I think the important thing is to have a teacher who can help you improve your Qigong wich also includes adjusting your alignment over time.
I have been to a couple of tournaments and it does take the fokus away from working with qi for a while, but it was also a huge stepping stone for me to improve my work with qi. And I have to say this. Qigong-people are amazing to compete with. I have never before experienced a competition where people help the other competitors improve. I was blown away by this kindness and willingnes to share.
All the best
Pauline Irving says
Thank you for this article. Aligning the Chi sounds interesting as in my mind it flows like a smooth waterway or river.
My second big AhHa from this article….the first was let the form follow the breath. This article has added align the qi not the body. I have wondered about alignment. In doing yoga years ago, it seemed after class I would have energy flowing and the teacher talked about alignment…and what meridians were being activated. I had the impression the way to create better flow was to get close and closer to the precise alignment. I really took alignment seriously and wanted to be corrected to be perfect. Focusing on the qi and letting the rest follow will be a much more graceful path….even though I do love precise form : )
Sifu Anthony Korahais says

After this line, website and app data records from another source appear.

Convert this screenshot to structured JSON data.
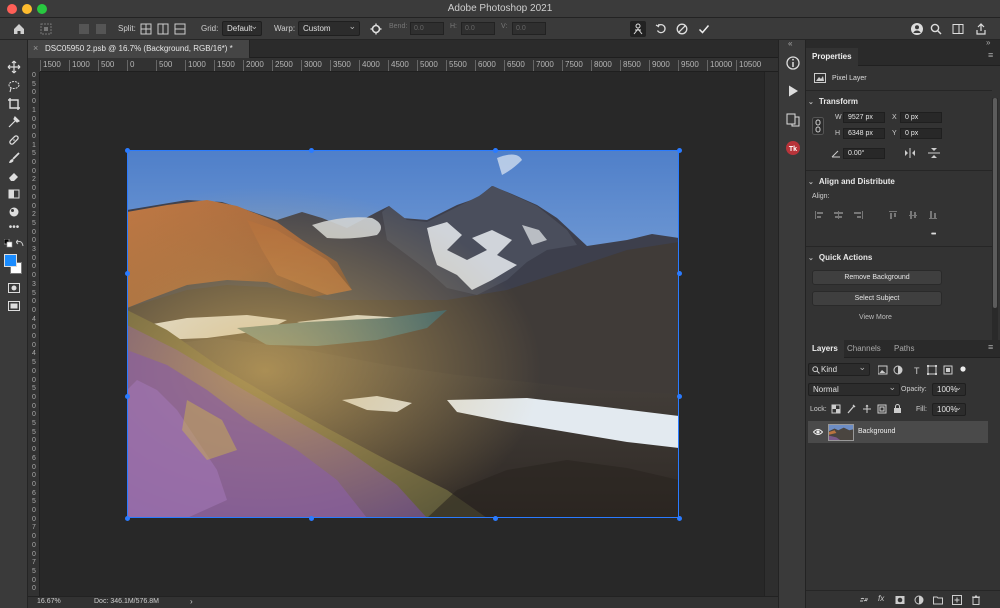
{
  "app": {
    "title": "Adobe Photoshop 2021"
  },
  "options_bar": {
    "split_label": "Split:",
    "grid_label": "Grid:",
    "grid_value": "Default",
    "warp_label": "Warp:",
    "warp_value": "Custom",
    "bend_label": "Bend:",
    "bend_value": "0.0",
    "h_label": "H:",
    "h_value": "0.0",
    "v_label": "V:",
    "v_value": "0.0"
  },
  "document": {
    "tab_label": "DSC05950 2.psb @ 16.7% (Background, RGB/16*) *",
    "close_glyph": "×"
  },
  "rulers": {
    "h_ticks": [
      "1500",
      "1000",
      "500",
      "0",
      "500",
      "1000",
      "1500",
      "2000",
      "2500",
      "3000",
      "3500",
      "4000",
      "4500",
      "5000",
      "5500",
      "6000",
      "6500",
      "7000",
      "7500",
      "8000",
      "8500",
      "9000",
      "9500",
      "10000",
      "10500"
    ],
    "v_ticks": [
      "0",
      "5",
      "0",
      "0",
      "1",
      "0",
      "0",
      "0",
      "1",
      "5",
      "0",
      "0",
      "2",
      "0",
      "0",
      "0",
      "2",
      "5",
      "0",
      "0",
      "3",
      "0",
      "0",
      "0",
      "3",
      "5",
      "0",
      "0",
      "4",
      "0",
      "0",
      "0",
      "4",
      "5",
      "0",
      "0",
      "5",
      "0",
      "0",
      "0",
      "5",
      "5",
      "0",
      "0",
      "6",
      "0",
      "0",
      "0",
      "6",
      "5",
      "0",
      "0",
      "7",
      "0",
      "0",
      "0",
      "7",
      "5",
      "0",
      "0"
    ]
  },
  "status_bar": {
    "zoom": "16.67%",
    "doc_info": "Doc: 346.1M/576.8M",
    "arrow": "›"
  },
  "properties": {
    "tab_label": "Properties",
    "layer_type": "Pixel Layer",
    "transform_title": "Transform",
    "w_label": "W",
    "w_value": "9527 px",
    "h_label": "H",
    "h_value": "6348 px",
    "x_label": "X",
    "x_value": "0 px",
    "y_label": "Y",
    "y_value": "0 px",
    "angle_value": "0.00°",
    "align_title": "Align and Distribute",
    "align_label": "Align:",
    "more_glyph": "•••",
    "quick_actions_title": "Quick Actions",
    "remove_bg": "Remove Background",
    "select_subject": "Select Subject",
    "view_more": "View More"
  },
  "layers": {
    "tabs": [
      "Layers",
      "Channels",
      "Paths"
    ],
    "kind_filter": "Kind",
    "blend_mode": "Normal",
    "opacity_label": "Opacity:",
    "opacity_value": "100%",
    "lock_label": "Lock:",
    "fill_label": "Fill:",
    "fill_value": "100%",
    "layer_name": "Background"
  },
  "colors": {
    "accent": "#2a7bff",
    "foreground_swatch": "#1a8cff",
    "background_swatch": "#ffffff"
  }
}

Some teachers will indeed tell you that precise alignment is the key to qigong. But that is verifiably false. As you’ll see, you can still do powerful qigong despite imprecise form and alignment.